The purpose of this study was to identify the leadership competencies and characteristics that are preferred by student affairs administrators, and to compare these preferences across generations to determine if there were any differences. The term preferred was used to indicate that the study asked respondents to assign a value or a level of importance to each competency, thus indicating preference. This study built on the work of McDaniel (2002) and Smith (2007). By utilizing the previously developed Higher Education Leadership Competencies (HELC) survey as the instrument, the data collected from this study has the potential to add new and valuable knowledge and insight into our current understandings of perceived leadership in the workplace, specifically the working environment of student affairs at institutions of higher education (Smith 2007).
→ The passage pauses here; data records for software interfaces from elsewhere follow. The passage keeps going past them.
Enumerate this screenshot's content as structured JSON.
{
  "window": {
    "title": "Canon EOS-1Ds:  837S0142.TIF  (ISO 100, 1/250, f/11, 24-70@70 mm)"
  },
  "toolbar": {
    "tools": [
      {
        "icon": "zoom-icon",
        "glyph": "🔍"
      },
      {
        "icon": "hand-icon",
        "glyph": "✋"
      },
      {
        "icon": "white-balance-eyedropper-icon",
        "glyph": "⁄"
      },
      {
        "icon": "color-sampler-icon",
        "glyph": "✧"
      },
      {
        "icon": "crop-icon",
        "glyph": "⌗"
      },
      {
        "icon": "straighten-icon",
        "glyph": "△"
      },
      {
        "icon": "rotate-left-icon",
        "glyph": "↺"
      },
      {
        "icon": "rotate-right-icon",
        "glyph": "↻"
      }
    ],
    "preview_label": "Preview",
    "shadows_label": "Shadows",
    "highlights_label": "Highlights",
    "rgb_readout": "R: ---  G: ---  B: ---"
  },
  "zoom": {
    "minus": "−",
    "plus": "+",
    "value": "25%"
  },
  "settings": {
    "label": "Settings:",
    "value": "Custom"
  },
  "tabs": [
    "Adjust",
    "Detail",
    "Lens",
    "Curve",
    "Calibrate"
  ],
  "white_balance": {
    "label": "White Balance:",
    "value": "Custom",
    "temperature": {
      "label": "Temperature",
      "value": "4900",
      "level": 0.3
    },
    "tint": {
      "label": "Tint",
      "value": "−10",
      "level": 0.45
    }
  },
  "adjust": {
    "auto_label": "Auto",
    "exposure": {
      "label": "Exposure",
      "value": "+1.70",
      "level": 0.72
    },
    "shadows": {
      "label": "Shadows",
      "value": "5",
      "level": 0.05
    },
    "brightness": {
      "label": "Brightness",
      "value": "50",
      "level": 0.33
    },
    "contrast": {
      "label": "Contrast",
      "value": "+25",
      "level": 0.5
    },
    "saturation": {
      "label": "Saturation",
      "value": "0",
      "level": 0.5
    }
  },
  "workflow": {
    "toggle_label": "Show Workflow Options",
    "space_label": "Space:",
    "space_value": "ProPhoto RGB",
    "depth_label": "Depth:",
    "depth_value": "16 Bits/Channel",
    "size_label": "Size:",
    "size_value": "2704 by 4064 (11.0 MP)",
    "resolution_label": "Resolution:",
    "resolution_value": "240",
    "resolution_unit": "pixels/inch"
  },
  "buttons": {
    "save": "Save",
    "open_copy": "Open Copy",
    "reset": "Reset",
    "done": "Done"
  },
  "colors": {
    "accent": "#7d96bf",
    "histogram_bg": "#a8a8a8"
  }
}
This cognitive approach to leadership perceptions highlights differences in preferences of leadership in terms of specific leadership competencies. The data reduction technique of factor analysis resulted in 10 components with correlation coefficients above .50: Organizational Behavior, Communication, External Relations, Diversity, Professionalism, Institutional Culture, Inclusiveness, Humor, Partnerships, and Technology. The top 5 ranked competency items from the HELC included: Communicates effectively, Acts consistent with core values and integrity, Learns from experience, Supports leadership of others, and Encourages professional development. The 4 most common ‘greatest challenges facing higher education leaders in the next 5 years’ cited by respondents related to the budget, mental health issues, technology and diversity.
The ANOVA results indicated that 7 of the 10 components were found to have significant differences in means between groups: Communication, External Relations, Diversity, Professionalism, Institutional Culture, Humor and Partnerships. An ANCOVA analysis confirmed this finding while testing the variable ‘years of experience’ as a covariate. The research question and main hypothesis were confirmed and supported – there are significant differences in preferred leadership competencies between different generations of student affairs administrators.